YOUR TASK: Wherever "中央民族大学教师行为规范" appears in a line of the records below, count that line, and report only the number.

_ _ _ _ _ _ _

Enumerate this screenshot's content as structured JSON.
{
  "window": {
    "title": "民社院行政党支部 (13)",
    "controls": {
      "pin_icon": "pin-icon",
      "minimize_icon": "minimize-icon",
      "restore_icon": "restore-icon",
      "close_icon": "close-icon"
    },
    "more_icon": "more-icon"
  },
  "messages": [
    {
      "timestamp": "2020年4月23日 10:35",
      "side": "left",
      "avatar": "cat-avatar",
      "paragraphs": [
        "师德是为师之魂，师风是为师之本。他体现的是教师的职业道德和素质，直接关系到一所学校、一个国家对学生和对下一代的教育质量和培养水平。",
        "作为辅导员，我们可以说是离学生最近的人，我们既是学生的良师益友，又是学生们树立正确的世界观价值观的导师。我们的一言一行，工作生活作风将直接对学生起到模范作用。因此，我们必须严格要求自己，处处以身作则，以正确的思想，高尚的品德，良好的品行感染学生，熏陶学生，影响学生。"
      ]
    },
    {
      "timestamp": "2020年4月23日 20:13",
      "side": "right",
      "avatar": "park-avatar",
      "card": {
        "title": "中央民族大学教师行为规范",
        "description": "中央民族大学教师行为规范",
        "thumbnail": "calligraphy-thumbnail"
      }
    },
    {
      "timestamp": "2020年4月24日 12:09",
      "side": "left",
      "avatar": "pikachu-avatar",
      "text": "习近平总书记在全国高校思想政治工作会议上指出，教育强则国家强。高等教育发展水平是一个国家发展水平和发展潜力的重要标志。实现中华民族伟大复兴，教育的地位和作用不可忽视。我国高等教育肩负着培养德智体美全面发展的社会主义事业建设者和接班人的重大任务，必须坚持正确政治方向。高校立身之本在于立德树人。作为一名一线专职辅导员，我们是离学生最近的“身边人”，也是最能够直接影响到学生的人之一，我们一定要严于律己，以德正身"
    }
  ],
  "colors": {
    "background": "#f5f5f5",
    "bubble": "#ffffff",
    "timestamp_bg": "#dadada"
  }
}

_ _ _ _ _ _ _

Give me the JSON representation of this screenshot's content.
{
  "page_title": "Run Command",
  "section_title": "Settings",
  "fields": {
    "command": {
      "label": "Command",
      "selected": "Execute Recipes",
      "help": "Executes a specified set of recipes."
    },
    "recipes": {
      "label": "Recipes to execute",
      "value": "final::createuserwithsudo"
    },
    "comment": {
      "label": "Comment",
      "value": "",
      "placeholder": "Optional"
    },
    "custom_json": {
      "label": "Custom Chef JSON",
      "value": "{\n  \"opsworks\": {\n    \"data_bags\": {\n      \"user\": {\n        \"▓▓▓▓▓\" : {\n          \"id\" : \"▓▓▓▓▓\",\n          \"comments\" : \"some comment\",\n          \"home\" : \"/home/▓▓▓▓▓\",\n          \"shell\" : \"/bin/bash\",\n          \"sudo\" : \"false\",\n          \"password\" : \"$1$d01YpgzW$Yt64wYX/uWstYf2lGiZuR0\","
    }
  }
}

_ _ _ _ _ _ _

WRITTEN ANSWER: 2